### Exercise instructions:
Give back every record below, character for character.

Items listed in a dataset
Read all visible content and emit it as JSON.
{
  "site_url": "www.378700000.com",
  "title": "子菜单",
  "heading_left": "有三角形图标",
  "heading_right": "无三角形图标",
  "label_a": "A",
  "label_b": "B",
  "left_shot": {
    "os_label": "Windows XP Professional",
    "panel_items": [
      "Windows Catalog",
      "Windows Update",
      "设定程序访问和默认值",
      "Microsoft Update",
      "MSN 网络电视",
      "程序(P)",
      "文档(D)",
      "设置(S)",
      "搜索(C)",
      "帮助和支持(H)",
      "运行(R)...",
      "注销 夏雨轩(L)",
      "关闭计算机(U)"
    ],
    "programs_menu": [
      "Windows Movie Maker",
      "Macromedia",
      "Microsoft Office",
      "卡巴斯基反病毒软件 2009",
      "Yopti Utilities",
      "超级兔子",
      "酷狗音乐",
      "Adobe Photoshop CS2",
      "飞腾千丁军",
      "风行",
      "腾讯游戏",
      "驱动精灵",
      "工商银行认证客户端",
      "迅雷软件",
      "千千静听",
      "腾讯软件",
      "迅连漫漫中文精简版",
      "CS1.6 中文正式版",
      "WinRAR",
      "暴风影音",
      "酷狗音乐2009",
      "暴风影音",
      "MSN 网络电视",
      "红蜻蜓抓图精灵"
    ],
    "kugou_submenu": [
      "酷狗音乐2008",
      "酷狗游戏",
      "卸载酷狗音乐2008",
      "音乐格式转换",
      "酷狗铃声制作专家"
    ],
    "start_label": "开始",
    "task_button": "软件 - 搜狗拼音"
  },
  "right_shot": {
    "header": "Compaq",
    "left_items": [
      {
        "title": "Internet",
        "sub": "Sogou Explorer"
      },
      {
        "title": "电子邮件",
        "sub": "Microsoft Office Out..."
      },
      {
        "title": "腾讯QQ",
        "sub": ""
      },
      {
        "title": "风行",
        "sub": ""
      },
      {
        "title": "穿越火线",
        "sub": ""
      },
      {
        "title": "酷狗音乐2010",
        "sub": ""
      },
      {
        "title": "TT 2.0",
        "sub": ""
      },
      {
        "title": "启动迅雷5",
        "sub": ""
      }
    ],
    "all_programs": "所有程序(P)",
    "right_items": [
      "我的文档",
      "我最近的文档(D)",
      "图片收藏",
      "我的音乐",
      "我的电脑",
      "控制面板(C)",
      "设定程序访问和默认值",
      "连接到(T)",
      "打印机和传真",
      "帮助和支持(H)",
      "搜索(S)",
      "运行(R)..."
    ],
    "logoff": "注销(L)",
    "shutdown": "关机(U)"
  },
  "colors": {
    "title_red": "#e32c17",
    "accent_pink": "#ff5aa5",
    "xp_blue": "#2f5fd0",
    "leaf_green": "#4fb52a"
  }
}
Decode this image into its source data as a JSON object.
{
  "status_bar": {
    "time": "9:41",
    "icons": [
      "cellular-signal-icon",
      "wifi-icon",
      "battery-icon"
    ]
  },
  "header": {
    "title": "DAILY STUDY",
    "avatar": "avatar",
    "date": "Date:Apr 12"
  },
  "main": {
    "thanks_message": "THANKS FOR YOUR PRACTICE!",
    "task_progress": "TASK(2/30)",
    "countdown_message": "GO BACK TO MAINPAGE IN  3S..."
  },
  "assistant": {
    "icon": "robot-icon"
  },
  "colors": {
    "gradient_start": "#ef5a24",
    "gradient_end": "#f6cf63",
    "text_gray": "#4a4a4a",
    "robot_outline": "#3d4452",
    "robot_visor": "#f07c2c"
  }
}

### Response:
Read all visible content and emit it as JSON.
{
  "site_url": "www.378700000.com",
  "title": "子菜单",
  "heading_left": "有三角形图标",
  "heading_right": "无三角形图标",
  "label_a": "A",
  "label_b": "B",
  "left_shot": {
    "os_label": "Windows XP Professional",
    "panel_items": [
      "Windows Catalog",
      "Windows Update",
      "设定程序访问和默认值",
      "Microsoft Update",
      "MSN 网络电视",
      "程序(P)",
      "文档(D)",
      "设置(S)",
      "搜索(C)",
      "帮助和支持(H)",
      "运行(R)...",
      "注销 夏雨轩(L)",
      "关闭计算机(U)"
    ],
    "programs_menu": [
      "Windows Movie Maker",
      "Macromedia",
      "Microsoft Office",
      "卡巴斯基反病毒软件 2009",
      "Yopti Utilities",
      "超级兔子",
      "酷狗音乐",
      "Adobe Photoshop CS2",
      "飞腾千丁军",
      "风行",
      "腾讯游戏",
      "驱动精灵",
      "工商银行认证客户端",
      "迅雷软件",
      "千千静听",
      "腾讯软件",
      "迅连漫漫中文精简版",
      "CS1.6 中文正式版",
      "WinRAR",
      "暴风影音",
      "酷狗音乐2009",
      "暴风影音",
      "MSN 网络电视",
      "红蜻蜓抓图精灵"
    ],
    "kugou_submenu": [
      "酷狗音乐2008",
      "酷狗游戏",
      "卸载酷狗音乐2008",
      "音乐格式转换",
      "酷狗铃声制作专家"
    ],
    "start_label": "开始",
    "task_button": "软件 - 搜狗拼音"
  },
  "right_shot": {
    "header": "Compaq",
    "left_items": [
      {
        "title": "Internet",
        "sub": "Sogou Explorer"
      },
      {
        "title": "电子邮件",
        "sub": "Microsoft Office Out..."
      },
      {
        "title": "腾讯QQ",
        "sub": ""
      },
      {
        "title": "风行",
        "sub": ""
      },
      {
        "title": "穿越火线",
        "sub": ""
      },
      {
        "title": "酷狗音乐2010",
        "sub": ""
      },
      {
        "title": "TT 2.0",
        "sub": ""
      },
      {
        "title": "启动迅雷5",
        "sub": ""
      }
    ],
    "all_programs": "所有程序(P)",
    "right_items": [
      "我的文档",
      "我最近的文档(D)",
      "图片收藏",
      "我的音乐",
      "我的电脑",
      "控制面板(C)",
      "设定程序访问和默认值",
      "连接到(T)",
      "打印机和传真",
      "帮助和支持(H)",
      "搜索(S)",
      "运行(R)..."
    ],
    "logoff": "注销(L)",
    "shutdown": "关机(U)"
  },
  "colors": {
    "title_red": "#e32c17",
    "accent_pink": "#ff5aa5",
    "xp_blue": "#2f5fd0",
    "leaf_green": "#4fb52a"
  }
}
Decode this image into its source data as a JSON object.
{
  "status_bar": {
    "time": "9:41",
    "icons": [
      "cellular-signal-icon",
      "wifi-icon",
      "battery-icon"
    ]
  },
  "header": {
    "title": "DAILY STUDY",
    "avatar": "avatar",
    "date": "Date:Apr 12"
  },
  "main": {
    "thanks_message": "THANKS FOR YOUR PRACTICE!",
    "task_progress": "TASK(2/30)",
    "countdown_message": "GO BACK TO MAINPAGE IN  3S..."
  },
  "assistant": {
    "icon": "robot-icon"
  },
  "colors": {
    "gradient_start": "#ef5a24",
    "gradient_end": "#f6cf63",
    "text_gray": "#4a4a4a",
    "robot_outline": "#3d4452",
    "robot_visor": "#f07c2c"
  }
}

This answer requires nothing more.